…but with a catch. The exhibition at the Bodleian Library is open for one day only.
which includes most of her very early writings and the manuscript of Sanditon. Also on display will be Edward Knight’s set of his sister, Jane s novels.
The display is to coincide with the official launch of the Jane Austen Ficiton Manuscripts website which we have discussed before. This site will be fully operational and open to all from Monday, so even if you can’t travel to Oxford to see the manuscripts, etc, you can luxuriate in studying them from the comfort of your own computer, wherever you are in the world. I must confess I am already fining this site terribly useful for my own research, and am so pleased it has been brought not existence before the advent of the culture of vicious budgets cuts in which we now seem to live .
Professor Kathryn Sutherland of Oxford University is the curator of the exhibit. She writes:
Being able to view Austen’s original manuscripts reveals fascinating details about the mechanics and quirks of her handwriting. Her famous description of her way of working – “the little bit (two Inches wide) of Ivory on which I work with so fine a brush, as produces little effect after much labour” is borne out by the tiny homemade booklets into which she wrote – her style is obsessively economical, in her formation of carets from recycled elements of other letters, and her layered punctuation (the merging of a caret with the down stroke of a ‘p’ and a semi-colon with an exclamation mark), and her near compulsive use of the dash to maintain a material connection between her thoughts and the paper.

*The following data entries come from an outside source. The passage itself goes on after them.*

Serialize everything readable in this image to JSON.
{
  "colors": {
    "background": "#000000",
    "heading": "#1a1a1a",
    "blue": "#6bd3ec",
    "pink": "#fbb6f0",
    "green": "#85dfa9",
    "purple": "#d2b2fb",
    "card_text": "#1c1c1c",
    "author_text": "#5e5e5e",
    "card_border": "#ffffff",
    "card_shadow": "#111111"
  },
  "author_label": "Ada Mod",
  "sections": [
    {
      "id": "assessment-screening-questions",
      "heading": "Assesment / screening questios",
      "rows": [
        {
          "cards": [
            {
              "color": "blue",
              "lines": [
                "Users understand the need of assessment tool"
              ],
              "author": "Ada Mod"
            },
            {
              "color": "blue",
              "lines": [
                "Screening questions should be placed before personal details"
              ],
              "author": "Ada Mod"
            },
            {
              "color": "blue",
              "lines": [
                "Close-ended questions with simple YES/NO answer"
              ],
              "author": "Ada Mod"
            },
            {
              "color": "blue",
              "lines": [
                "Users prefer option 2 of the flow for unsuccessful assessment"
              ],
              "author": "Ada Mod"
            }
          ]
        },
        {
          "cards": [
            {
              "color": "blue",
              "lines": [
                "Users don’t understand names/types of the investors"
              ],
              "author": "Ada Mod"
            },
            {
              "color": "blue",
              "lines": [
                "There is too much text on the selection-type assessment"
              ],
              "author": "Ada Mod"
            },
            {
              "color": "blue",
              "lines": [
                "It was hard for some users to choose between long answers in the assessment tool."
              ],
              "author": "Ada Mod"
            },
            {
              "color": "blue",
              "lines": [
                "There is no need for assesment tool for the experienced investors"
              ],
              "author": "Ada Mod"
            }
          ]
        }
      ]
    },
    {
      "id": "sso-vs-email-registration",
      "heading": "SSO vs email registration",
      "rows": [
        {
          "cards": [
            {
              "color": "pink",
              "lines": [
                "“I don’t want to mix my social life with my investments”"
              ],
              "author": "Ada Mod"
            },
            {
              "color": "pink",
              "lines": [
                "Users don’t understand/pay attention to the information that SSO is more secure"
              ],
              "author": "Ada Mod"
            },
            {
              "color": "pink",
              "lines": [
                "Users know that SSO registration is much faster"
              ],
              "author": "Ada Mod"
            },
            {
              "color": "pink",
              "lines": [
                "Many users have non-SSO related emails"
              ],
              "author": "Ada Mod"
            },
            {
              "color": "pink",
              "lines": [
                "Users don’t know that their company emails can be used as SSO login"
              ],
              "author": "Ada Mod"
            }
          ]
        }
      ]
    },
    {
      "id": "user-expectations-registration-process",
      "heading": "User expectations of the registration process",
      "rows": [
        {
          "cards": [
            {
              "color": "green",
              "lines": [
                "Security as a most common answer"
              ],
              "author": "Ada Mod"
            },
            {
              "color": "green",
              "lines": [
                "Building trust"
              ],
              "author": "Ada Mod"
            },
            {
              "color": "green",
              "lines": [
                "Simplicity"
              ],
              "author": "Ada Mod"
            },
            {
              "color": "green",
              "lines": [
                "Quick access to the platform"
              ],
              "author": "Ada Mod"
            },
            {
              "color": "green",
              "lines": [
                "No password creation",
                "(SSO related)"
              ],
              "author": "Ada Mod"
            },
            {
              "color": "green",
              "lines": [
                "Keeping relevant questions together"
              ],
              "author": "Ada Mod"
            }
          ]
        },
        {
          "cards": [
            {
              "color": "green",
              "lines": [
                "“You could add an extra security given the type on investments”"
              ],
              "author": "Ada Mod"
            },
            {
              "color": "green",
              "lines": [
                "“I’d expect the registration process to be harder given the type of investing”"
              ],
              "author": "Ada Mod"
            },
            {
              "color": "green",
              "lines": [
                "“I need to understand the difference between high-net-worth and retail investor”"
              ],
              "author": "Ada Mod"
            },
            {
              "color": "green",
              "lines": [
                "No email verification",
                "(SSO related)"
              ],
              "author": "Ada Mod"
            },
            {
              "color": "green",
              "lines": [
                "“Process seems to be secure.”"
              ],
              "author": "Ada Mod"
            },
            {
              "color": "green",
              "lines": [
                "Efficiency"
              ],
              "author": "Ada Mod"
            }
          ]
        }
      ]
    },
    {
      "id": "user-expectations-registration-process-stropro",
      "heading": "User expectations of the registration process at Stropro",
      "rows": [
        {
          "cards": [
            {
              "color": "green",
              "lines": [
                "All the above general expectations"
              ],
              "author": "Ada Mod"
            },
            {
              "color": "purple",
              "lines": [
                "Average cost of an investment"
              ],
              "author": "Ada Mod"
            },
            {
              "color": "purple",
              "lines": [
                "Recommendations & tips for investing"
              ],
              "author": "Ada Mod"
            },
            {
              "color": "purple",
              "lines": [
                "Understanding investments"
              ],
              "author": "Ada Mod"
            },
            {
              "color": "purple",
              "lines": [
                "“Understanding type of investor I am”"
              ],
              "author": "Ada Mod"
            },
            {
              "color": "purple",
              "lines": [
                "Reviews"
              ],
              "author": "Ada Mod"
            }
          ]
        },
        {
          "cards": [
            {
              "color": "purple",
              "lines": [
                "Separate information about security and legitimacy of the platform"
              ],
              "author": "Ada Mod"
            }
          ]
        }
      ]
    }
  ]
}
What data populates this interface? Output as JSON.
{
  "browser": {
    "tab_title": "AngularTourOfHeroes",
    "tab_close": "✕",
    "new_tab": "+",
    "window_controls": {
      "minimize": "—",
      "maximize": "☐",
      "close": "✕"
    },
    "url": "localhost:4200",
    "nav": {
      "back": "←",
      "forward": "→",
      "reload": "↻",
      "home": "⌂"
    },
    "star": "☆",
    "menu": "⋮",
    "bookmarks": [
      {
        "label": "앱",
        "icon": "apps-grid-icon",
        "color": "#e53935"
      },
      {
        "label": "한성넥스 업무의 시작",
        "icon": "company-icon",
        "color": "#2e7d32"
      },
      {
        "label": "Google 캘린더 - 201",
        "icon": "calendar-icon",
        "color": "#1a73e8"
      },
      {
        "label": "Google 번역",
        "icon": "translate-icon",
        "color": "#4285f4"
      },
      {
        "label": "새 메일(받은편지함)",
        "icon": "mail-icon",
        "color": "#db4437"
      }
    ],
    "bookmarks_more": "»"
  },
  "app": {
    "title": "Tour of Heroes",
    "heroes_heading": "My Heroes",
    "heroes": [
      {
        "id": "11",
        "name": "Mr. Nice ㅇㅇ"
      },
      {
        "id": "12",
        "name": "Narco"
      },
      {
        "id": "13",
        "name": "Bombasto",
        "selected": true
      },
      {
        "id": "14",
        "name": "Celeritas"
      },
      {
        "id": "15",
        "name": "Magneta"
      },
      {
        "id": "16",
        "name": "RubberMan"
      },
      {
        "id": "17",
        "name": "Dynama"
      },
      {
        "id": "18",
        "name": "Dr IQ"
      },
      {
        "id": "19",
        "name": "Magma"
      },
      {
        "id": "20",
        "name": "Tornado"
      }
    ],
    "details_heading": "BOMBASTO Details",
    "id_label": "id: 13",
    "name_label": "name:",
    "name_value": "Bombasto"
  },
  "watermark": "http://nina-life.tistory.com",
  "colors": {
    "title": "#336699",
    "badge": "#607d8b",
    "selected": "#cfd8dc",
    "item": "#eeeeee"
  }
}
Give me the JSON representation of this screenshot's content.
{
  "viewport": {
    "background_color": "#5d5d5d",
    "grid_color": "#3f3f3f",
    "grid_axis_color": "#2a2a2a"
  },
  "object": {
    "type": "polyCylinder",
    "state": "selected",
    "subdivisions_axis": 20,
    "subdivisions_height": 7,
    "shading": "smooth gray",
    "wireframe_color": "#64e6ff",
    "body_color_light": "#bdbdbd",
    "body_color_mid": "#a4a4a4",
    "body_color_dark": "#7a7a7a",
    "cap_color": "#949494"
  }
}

She has given some interesting interviews recently to coincide with the launch of the website. The article in the Telegraph, though ever-so-slightly incorrect and with its misleading and slightly sensational headline is of interest for it demonstrates that a close reading Jane Austen’s surviving manuscripts reveals her to be a very different person than usually portrayed, and certainly completely different from the carefully crafted image presented to the world by Jane Austen’s Victorian descendants, a process of “beatification” begun by Henry Austen in his Biographical Notice of his sister, published posthumously in December 1817 in the first edition of Persuasion.